November 11, 2010
Kang: The Tea Party and a Supply-Side Approach to Party Polarization
Here is a guest post from Michael Kang:
Look at the Florida and Alaska races for U.S. Senator, where incumbent statewide officeholders--Charlie Crist and Lisa Murkowski--entered the general election as independent candidates without their former party's nomination. Both were well-known Republicans and more moderate than the Tea Party candidates who won the Republican nomination in those races. Crist's and Murkowski's entries as independents into the general election, at minimum, offered a credible but more centrist alternative to the Republican nominee than voters otherwise would have had. Crist did not win the election in Florida, but he pressured the Republican nominee Marc Rubio to tack more clearly to the center than Rubio otherwise might have. Murkowski's independent candidacy in the Alaska race did not move Republican nominee Joe Miller as much toward the political center, but Miller might pay the electoral price and fail to win as the Republican nominee in an overwhelmingly conservative state. Murkowski, despite running as a write-in independent, is likely to win re-election after the process plays out, putting into office a more centrist senator than the Tea Party candidate who otherwise would have won the election.
So, the Tea Party experiences in Florida and Alaska suggest how centrist pressure can be applied by loosening the grip of the major party bases (which have become increasingly polarized) on ballot access and allowing credible politicians to bypass their parties more easily when ideological demands become more extreme. In a forthcoming paper in Georgetown Law Journal, I argue that a specific supply-side reform that could work this way is the repeal of sore loser laws that block primary losers from running in the subsequent general election. Almost every state has such a law, and sore loser laws this year blocked more centrist candidates like Trey Greyson and Mike Castle from even considering a sore loser candidacy against more extreme Tea Party rivals who defeated them in the primary. (Only the absence of a sore loser law in Connecticut permitted Joe Lieberman to run as a sore loser in 2006 after his primary defeat.) Of course, most primary losers will choose not to run as a sore loser for political reasons, regardless of the law, but even the legal opportunity to do so at all looms as a threat that pushes the polarized major party bases more toward the center before and during the primary process. In this way, a repeal of sore loser laws would mitigate polarization, while still retaining the basics of party nominations and first-past-the-post elections. Major parties would continue their central role in nominating candidates and signaling important information to voters, but they would simply relinquish what is usually a monopoly on meaningful ballot access in general elections for serious candidates.

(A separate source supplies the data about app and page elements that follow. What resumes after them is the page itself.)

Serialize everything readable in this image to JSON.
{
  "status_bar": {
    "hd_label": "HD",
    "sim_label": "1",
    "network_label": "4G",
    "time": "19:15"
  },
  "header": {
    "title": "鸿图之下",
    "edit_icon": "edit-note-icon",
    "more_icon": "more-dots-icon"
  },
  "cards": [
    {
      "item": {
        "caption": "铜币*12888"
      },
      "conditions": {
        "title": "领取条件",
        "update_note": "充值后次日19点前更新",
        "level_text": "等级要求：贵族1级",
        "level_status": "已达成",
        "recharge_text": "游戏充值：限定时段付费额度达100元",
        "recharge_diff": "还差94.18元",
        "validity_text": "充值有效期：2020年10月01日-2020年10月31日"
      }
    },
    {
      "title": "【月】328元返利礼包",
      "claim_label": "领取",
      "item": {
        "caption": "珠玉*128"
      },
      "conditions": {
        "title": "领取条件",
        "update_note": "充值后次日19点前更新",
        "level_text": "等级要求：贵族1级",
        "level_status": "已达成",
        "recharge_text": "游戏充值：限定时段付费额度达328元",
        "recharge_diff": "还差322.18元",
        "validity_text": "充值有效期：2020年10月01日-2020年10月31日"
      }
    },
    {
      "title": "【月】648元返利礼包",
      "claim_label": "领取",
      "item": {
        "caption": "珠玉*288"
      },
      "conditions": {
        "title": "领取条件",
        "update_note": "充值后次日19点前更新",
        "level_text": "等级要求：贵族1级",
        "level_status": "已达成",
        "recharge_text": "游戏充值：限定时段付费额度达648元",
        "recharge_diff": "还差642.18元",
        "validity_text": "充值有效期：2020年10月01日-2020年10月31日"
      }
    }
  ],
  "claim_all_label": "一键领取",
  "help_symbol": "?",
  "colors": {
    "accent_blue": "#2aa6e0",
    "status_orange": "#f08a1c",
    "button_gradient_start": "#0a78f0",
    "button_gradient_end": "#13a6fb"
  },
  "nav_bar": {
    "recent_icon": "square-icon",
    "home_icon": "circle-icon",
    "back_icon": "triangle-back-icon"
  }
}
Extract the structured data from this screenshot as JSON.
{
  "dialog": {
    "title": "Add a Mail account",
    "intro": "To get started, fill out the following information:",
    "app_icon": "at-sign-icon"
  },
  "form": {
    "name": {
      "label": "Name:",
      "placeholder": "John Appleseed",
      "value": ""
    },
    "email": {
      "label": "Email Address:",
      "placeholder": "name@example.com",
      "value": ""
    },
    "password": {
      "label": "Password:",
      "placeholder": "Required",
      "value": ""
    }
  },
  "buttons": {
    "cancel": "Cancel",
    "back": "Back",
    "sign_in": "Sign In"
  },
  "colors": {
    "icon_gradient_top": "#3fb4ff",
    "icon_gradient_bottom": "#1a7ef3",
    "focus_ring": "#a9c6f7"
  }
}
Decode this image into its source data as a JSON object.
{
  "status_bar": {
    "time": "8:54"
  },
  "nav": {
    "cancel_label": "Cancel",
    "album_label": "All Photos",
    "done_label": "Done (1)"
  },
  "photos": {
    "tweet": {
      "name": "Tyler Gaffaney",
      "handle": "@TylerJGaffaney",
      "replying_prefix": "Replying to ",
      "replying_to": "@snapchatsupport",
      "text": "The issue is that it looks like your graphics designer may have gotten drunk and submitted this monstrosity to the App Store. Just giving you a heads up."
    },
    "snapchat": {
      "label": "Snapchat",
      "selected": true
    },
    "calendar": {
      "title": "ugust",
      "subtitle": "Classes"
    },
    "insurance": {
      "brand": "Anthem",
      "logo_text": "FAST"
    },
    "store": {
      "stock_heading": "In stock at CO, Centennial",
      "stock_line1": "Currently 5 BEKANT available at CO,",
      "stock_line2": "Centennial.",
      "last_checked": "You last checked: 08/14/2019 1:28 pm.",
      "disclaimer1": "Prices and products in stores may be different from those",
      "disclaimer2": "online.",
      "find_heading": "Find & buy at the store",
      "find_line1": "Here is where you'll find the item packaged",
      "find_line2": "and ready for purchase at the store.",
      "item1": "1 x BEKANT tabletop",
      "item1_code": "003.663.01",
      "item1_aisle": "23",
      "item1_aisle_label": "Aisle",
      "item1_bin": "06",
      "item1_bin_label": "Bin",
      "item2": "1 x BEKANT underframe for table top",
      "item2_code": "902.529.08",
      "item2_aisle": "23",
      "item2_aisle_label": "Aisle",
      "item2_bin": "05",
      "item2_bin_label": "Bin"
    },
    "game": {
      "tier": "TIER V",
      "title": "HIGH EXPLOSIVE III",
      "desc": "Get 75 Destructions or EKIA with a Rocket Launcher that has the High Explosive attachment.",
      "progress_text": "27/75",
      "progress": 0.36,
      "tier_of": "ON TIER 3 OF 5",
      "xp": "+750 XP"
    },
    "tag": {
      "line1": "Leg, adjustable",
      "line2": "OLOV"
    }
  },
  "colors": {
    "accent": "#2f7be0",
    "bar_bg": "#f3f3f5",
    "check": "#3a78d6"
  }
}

It is easy to view ballot access outside the major parties as largely inconsequential in the American system because, just as we'd expect under Duverger's Law, most independent and minor party candidates right now are marginal performers who do not win elections. However, there is an important connection between ballot access in the general election for independents and minor parties on one hand and the intraparty politics of the major parties on the other hand. Freer ballot access in the general election for independents and minor parties offers credible politicians within the major parties more opportunities to bypass the ideological veto of their party base when party demands become extreme. Conversely, tighter ballot access restrictions for the general election give the dominant groups within the major parties greater legal leverage over more moderate dissenters by making them more dependent on the party bases for ballot access. We can see in the Florida and Alaska races a hint of how ballot access outside the major parties actually might have an important effect on intraparty politics and how less restrictive ballot access might moderate politics from the supply side in today's polarized major parties.
Posted by Rick Hasen at November 11, 2010 09:53 AM